What is expected >>
Please report each line of the data below that contains "total".

Data records for software interfaces:
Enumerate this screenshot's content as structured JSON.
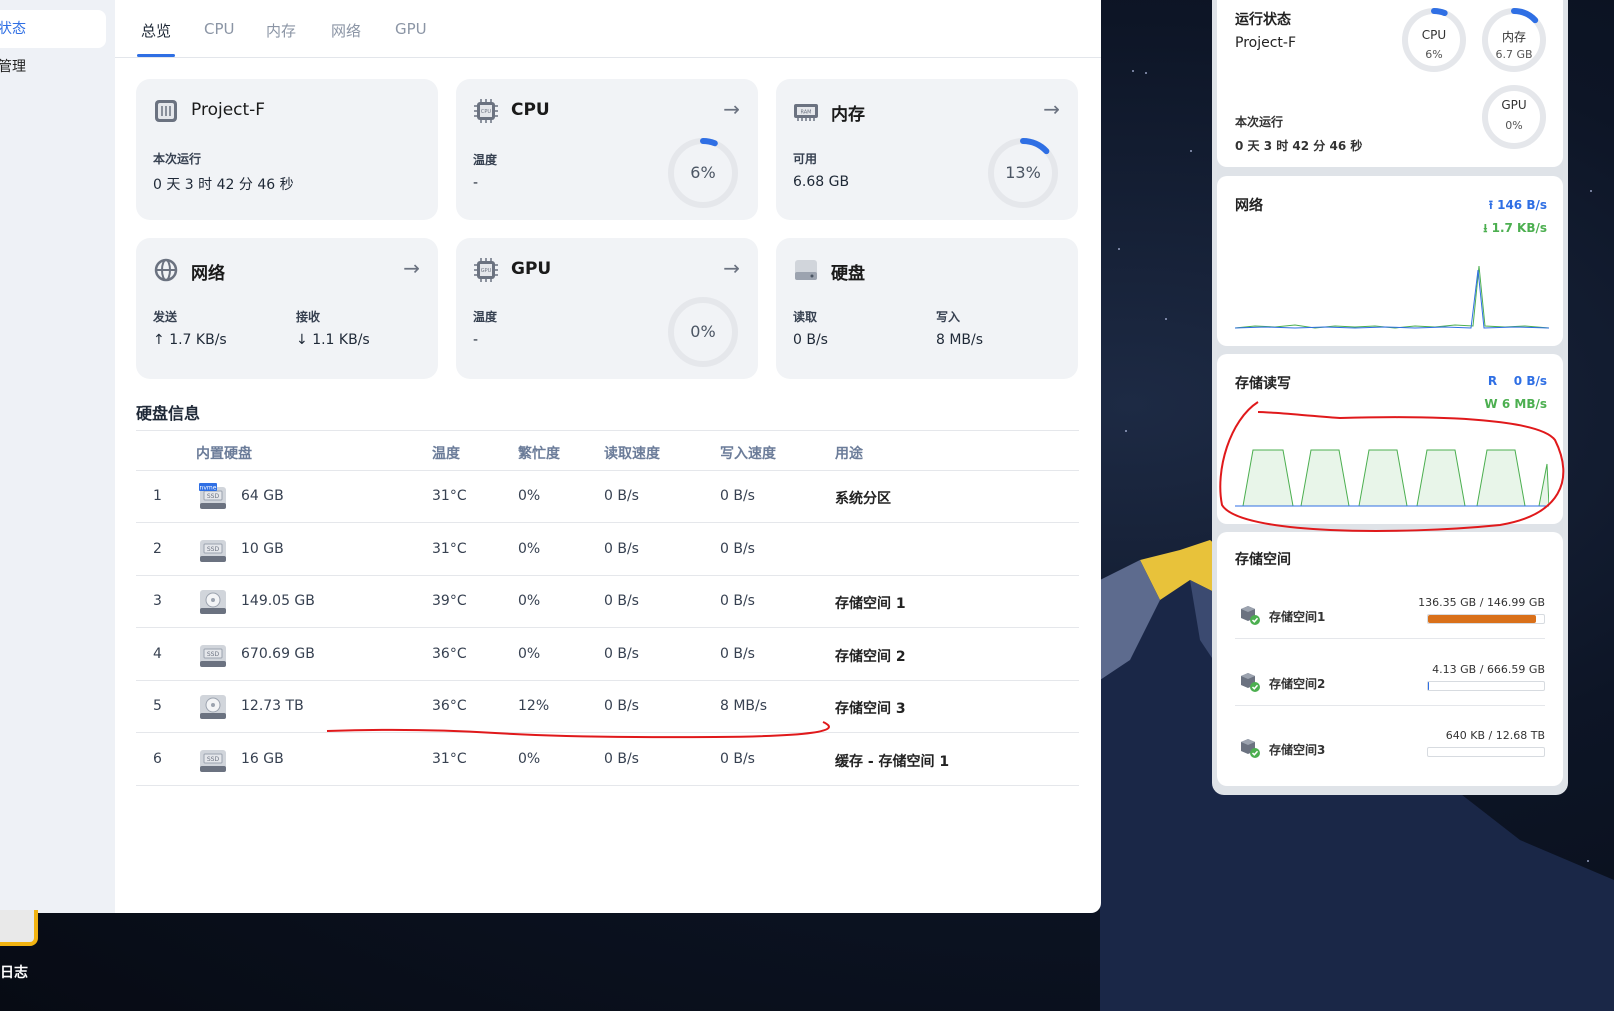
{
  "sidebar": {
    "items": [
      {
        "label": "状态"
      },
      {
        "label": "管理"
      }
    ],
    "dock_label": "日志"
  },
  "tabs": [
    "总览",
    "CPU",
    "内存",
    "网络",
    "GPU"
  ],
  "cards": {
    "host": {
      "title": "Project-F",
      "label": "本次运行",
      "value": "0 天 3 时 42 分 46 秒"
    },
    "cpu": {
      "title": "CPU",
      "label": "温度",
      "value": "-",
      "percent": "6%",
      "fraction": 0.06
    },
    "memory": {
      "title": "内存",
      "label": "可用",
      "value": "6.68 GB",
      "percent": "13%",
      "fraction": 0.13
    },
    "network": {
      "title": "网络",
      "send_label": "发送",
      "send_value": "1.7 KB/s",
      "recv_label": "接收",
      "recv_value": "1.1 KB/s"
    },
    "gpu": {
      "title": "GPU",
      "label": "温度",
      "value": "-",
      "percent": "0%",
      "fraction": 0
    },
    "disk": {
      "title": "硬盘",
      "read_label": "读取",
      "read_value": "0 B/s",
      "write_label": "写入",
      "write_value": "8 MB/s"
    }
  },
  "disk_section": {
    "title": "硬盘信息",
    "headers": [
      "内置硬盘",
      "温度",
      "繁忙度",
      "读取速度",
      "写入速度",
      "用途"
    ],
    "rows": [
      {
        "no": "1",
        "icon": "nvme-ssd-icon",
        "size": "64 GB",
        "temp": "31°C",
        "busy": "0%",
        "read": "0 B/s",
        "write": "0 B/s",
        "use": "系统分区"
      },
      {
        "no": "2",
        "icon": "ssd-icon",
        "size": "10 GB",
        "temp": "31°C",
        "busy": "0%",
        "read": "0 B/s",
        "write": "0 B/s",
        "use": ""
      },
      {
        "no": "3",
        "icon": "hdd-icon",
        "size": "149.05 GB",
        "temp": "39°C",
        "busy": "0%",
        "read": "0 B/s",
        "write": "0 B/s",
        "use": "存储空间 1"
      },
      {
        "no": "4",
        "icon": "ssd-icon",
        "size": "670.69 GB",
        "temp": "36°C",
        "busy": "0%",
        "read": "0 B/s",
        "write": "0 B/s",
        "use": "存储空间 2"
      },
      {
        "no": "5",
        "icon": "hdd-icon",
        "size": "12.73 TB",
        "temp": "36°C",
        "busy": "12%",
        "read": "0 B/s",
        "write": "8 MB/s",
        "use": "存储空间 3"
      },
      {
        "no": "6",
        "icon": "ssd-icon",
        "size": "16 GB",
        "temp": "31°C",
        "busy": "0%",
        "read": "0 B/s",
        "write": "0 B/s",
        "use": "缓存 - 存储空间 1"
      }
    ]
  },
  "widgets": {
    "status": {
      "title": "运行状态",
      "host": "Project-F",
      "uptime_label": "本次运行",
      "uptime": "0 天 3 时 42 分 46 秒",
      "cpu": {
        "label": "CPU",
        "value": "6%",
        "fraction": 0.06
      },
      "mem": {
        "label": "内存",
        "value": "6.7 GB",
        "fraction": 0.13
      },
      "gpu": {
        "label": "GPU",
        "value": "0%",
        "fraction": 0
      }
    },
    "network": {
      "title": "网络",
      "up": "146 B/s",
      "down": "1.7 KB/s"
    },
    "storage_io": {
      "title": "存储读写",
      "r_label": "R",
      "r_value": "0 B/s",
      "w_label": "W",
      "w_value": "6 MB/s"
    },
    "storage": {
      "title": "存储空间",
      "volumes": [
        {
          "name": "存储空间1",
          "used": "136.35 GB",
          "total": "146.99 GB",
          "fraction": 0.93,
          "color": "#d9701a"
        },
        {
          "name": "存储空间2",
          "used": "4.13 GB",
          "total": "666.59 GB",
          "fraction": 0.006,
          "color": "#2f6fe4"
        },
        {
          "name": "存储空间3",
          "used": "640 KB",
          "total": "12.68 TB",
          "fraction": 0,
          "color": "#2f6fe4"
        }
      ]
    }
  },
  "colors": {
    "accent": "#2f6fe4",
    "upload": "#2f6fe4",
    "download": "#4caf50",
    "annotation": "#e0191b"
  }
}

The completed task >>
          "total": "146.99 GB",
          "total": "666.59 GB",
          "total": "12.68 TB",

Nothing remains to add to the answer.